And here's the description from the back of the book:

In a New Orleans that Never Was and Never Will Be, there are a thousand stories to tell.  There are stories of sorrow and triumph, of passion and fury, of love and of revenge.  Aloft with cloud and sun, great warrior airships drift silently over the city below, crewed by eager young men and women awaiting the moment they will be called upon to strike against foes with cannon and with sword.  Steamboats float down the river bringing travelers from far climes and distant lands unknown to our more mundane world.  Lovers ride down the boulevards upon clockwork carriages drawn by mechanical horses.  Cheated gamblers decide between making a break for the door or breaking the quiet calm with the staccato beat of revolver gunfire.  Ragtime music echoes as fallen women ply the world's oldest trade in the streets of Storyville.  Soldiers lead clanking platoons of clockwork automatons through the port on their way to their next deployment and archaeologists, explorers and adventurers set forth aboard airships to find new lands, fortune and glory or perhaps death in the forlorn forsaken corners of the globe.  These are the stories of New Orleans by Gaslight.

If you enjoy steampunk or fantasy fiction, I think you'll like this.  And if you check it out, drop me a line here and let me know what you think.


Monday, April 22, 2013

Happy Earth Day

One of my favorite comics (of many, many, many favorites).   

Paul Chadwick.  Charles Vess.   Moebius.  

It's difficult to consider another triple threat like this - not just for artistic excellence, but also to provide varying styles that offer so much to readers.  Great, great book.

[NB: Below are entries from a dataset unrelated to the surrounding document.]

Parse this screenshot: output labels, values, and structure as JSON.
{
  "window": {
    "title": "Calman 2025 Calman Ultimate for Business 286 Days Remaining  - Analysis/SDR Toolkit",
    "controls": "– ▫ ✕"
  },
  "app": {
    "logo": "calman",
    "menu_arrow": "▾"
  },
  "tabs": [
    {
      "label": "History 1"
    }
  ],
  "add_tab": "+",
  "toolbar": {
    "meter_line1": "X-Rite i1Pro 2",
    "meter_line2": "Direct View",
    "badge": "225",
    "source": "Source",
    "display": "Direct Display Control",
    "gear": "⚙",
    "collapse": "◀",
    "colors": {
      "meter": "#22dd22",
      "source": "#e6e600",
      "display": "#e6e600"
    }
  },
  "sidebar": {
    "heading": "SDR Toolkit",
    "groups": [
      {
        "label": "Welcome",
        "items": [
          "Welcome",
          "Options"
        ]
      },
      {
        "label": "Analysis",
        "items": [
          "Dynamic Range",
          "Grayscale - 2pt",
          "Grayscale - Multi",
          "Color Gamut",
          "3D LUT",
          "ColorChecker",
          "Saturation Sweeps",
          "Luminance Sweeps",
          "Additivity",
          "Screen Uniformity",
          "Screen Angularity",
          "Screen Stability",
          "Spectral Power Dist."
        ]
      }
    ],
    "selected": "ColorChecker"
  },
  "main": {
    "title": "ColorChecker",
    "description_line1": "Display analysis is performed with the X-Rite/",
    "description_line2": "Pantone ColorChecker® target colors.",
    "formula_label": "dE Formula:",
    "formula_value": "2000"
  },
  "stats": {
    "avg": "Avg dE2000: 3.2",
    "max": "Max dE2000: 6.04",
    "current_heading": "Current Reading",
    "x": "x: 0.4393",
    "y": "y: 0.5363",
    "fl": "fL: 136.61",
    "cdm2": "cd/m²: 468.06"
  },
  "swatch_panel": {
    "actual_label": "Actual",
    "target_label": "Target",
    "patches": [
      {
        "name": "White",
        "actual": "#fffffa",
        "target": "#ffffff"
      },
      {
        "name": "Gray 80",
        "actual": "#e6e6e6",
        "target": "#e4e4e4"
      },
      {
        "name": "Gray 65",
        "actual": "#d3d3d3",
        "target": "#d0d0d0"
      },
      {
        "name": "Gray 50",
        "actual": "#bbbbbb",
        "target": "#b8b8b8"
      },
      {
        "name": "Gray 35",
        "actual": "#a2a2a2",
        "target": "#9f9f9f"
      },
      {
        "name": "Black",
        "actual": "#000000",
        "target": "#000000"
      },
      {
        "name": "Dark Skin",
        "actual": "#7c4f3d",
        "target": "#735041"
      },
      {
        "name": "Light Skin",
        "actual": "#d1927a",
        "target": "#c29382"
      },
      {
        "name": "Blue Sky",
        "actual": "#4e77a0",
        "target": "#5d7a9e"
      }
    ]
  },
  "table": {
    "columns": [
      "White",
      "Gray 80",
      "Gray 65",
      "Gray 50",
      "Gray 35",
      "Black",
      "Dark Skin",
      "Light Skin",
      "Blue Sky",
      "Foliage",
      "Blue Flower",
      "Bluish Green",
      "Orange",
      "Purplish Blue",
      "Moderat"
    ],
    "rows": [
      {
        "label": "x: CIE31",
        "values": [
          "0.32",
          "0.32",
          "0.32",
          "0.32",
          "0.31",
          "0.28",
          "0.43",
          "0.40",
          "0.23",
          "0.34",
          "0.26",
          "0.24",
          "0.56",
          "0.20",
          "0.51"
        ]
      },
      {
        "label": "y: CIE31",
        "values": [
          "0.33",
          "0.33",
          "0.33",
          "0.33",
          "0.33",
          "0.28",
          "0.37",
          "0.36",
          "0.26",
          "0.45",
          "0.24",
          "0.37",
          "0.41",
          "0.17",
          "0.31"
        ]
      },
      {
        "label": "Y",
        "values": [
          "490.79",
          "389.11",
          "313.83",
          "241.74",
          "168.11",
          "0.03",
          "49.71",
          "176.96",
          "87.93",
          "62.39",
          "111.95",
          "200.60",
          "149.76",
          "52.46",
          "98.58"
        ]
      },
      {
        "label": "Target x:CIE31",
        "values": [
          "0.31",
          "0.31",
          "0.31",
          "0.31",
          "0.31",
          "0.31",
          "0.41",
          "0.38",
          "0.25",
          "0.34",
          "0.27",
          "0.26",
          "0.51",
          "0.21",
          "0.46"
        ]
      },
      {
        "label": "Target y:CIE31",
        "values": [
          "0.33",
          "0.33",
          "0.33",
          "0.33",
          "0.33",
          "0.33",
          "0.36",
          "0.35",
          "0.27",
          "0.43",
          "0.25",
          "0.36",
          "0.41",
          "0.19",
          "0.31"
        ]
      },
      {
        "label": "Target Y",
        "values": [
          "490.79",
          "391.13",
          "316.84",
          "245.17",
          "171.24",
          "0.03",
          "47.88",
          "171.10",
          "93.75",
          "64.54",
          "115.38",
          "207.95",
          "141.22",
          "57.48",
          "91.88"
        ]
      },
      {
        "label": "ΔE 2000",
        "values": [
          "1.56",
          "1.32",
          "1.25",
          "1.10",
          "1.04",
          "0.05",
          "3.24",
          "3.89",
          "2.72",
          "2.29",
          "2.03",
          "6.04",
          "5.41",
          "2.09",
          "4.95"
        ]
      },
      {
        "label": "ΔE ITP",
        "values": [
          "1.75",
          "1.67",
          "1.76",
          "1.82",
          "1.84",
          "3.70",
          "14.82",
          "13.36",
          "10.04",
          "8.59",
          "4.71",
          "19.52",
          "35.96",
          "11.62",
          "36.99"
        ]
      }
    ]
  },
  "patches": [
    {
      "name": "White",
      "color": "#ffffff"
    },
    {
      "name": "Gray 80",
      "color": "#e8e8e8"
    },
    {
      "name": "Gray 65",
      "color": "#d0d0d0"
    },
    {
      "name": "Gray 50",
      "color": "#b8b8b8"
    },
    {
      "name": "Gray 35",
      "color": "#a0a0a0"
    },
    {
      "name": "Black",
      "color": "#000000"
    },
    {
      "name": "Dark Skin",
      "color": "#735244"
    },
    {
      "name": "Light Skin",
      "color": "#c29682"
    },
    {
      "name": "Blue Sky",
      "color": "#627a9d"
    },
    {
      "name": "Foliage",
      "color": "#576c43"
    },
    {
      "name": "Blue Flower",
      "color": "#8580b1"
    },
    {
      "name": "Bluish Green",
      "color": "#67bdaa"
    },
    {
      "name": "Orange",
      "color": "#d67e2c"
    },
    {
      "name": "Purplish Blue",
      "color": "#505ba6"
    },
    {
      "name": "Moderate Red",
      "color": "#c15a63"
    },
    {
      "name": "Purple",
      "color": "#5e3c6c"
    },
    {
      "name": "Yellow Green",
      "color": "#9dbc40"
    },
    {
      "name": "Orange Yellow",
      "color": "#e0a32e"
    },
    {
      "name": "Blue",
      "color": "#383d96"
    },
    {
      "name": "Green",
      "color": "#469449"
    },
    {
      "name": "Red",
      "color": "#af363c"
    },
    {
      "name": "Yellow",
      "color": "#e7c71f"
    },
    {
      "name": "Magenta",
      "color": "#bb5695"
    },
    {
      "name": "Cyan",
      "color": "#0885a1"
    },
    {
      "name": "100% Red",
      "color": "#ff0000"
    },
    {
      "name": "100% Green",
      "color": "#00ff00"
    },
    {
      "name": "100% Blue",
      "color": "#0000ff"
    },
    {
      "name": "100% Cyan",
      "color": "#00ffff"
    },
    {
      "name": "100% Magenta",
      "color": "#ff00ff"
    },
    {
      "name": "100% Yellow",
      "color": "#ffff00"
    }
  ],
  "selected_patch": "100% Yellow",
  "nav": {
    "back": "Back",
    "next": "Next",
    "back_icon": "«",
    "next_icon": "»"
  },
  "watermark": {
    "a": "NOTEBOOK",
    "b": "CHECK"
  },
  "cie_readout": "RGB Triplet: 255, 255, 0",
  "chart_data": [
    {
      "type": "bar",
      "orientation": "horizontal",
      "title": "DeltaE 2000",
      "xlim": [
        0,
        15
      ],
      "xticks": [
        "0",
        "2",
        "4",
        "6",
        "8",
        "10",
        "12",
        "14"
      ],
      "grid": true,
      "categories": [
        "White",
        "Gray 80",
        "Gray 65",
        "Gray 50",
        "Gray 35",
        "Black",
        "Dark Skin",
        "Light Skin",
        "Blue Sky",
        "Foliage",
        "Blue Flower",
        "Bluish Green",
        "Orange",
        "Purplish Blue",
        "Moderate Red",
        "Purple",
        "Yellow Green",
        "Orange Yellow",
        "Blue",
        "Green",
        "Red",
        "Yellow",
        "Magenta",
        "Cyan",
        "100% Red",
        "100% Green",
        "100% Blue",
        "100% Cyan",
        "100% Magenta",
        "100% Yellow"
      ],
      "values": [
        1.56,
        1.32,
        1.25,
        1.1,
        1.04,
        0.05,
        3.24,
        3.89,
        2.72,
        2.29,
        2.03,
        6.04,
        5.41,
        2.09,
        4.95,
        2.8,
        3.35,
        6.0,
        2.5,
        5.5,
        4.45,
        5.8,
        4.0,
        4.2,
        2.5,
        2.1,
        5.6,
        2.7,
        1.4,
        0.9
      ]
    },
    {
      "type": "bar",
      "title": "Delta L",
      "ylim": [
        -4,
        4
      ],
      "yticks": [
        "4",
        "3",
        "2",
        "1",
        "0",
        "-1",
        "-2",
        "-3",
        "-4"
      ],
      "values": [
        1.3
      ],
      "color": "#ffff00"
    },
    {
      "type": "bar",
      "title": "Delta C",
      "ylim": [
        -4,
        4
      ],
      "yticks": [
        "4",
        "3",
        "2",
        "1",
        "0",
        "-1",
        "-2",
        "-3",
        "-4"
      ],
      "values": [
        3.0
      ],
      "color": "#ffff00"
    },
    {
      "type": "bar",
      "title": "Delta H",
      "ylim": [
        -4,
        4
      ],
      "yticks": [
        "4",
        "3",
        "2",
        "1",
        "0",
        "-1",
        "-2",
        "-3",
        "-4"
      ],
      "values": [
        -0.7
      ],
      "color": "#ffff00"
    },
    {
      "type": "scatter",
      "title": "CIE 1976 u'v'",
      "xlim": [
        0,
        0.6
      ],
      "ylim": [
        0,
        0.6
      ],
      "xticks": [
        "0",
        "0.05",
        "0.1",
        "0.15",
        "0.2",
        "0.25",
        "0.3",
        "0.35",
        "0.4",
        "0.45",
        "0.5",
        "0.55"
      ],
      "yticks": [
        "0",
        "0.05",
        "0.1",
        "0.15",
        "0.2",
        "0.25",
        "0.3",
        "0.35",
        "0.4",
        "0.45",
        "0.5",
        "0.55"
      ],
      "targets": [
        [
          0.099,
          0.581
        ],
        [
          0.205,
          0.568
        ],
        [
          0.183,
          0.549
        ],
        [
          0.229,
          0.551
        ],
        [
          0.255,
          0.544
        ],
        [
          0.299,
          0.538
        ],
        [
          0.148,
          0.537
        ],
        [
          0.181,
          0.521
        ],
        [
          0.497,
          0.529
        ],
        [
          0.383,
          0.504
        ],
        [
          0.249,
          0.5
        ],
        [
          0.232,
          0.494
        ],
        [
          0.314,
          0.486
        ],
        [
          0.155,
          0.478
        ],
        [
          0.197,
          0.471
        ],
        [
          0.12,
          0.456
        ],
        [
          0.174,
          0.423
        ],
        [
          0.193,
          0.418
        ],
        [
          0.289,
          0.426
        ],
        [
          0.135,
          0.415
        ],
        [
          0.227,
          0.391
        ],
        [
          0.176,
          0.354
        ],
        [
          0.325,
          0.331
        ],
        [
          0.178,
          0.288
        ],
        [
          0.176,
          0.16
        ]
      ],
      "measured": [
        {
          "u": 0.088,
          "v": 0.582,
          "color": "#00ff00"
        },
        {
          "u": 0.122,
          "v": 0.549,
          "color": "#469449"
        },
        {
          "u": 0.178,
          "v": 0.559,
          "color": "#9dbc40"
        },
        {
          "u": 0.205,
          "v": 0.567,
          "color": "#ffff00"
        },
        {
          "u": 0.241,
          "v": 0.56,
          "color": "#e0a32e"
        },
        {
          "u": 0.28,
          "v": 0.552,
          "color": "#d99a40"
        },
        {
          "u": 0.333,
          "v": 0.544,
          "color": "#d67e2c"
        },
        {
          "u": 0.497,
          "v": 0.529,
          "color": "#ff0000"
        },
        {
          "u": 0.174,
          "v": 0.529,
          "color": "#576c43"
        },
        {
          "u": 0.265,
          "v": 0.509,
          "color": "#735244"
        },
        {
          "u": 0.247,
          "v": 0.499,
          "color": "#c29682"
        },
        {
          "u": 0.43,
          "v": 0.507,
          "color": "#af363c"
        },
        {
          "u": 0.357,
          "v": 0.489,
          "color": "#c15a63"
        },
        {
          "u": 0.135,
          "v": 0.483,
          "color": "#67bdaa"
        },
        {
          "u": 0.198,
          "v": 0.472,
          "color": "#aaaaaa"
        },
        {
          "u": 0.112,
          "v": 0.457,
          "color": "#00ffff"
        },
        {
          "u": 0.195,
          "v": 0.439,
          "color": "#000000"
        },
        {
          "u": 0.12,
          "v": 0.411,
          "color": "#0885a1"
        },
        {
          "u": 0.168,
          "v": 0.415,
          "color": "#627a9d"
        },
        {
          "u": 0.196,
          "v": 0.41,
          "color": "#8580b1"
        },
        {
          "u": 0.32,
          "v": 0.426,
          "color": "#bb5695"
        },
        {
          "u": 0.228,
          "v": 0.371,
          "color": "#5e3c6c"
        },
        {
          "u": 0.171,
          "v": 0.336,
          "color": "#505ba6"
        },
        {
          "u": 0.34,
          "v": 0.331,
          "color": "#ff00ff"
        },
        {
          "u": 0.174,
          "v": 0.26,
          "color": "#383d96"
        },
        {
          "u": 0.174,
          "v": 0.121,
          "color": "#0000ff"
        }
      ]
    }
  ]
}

Friday, April 19, 2013

Happy Birthday (a day late) Superman!

April 18, 1938 - the agreed upon publication date of Action Comics #1

For me, Christopher Reeve will always be my Superman. And the first film will always be my favorite film.

This is one, of many, of the scenes I look forward to whenever I have the chance to watch Superman the Movie.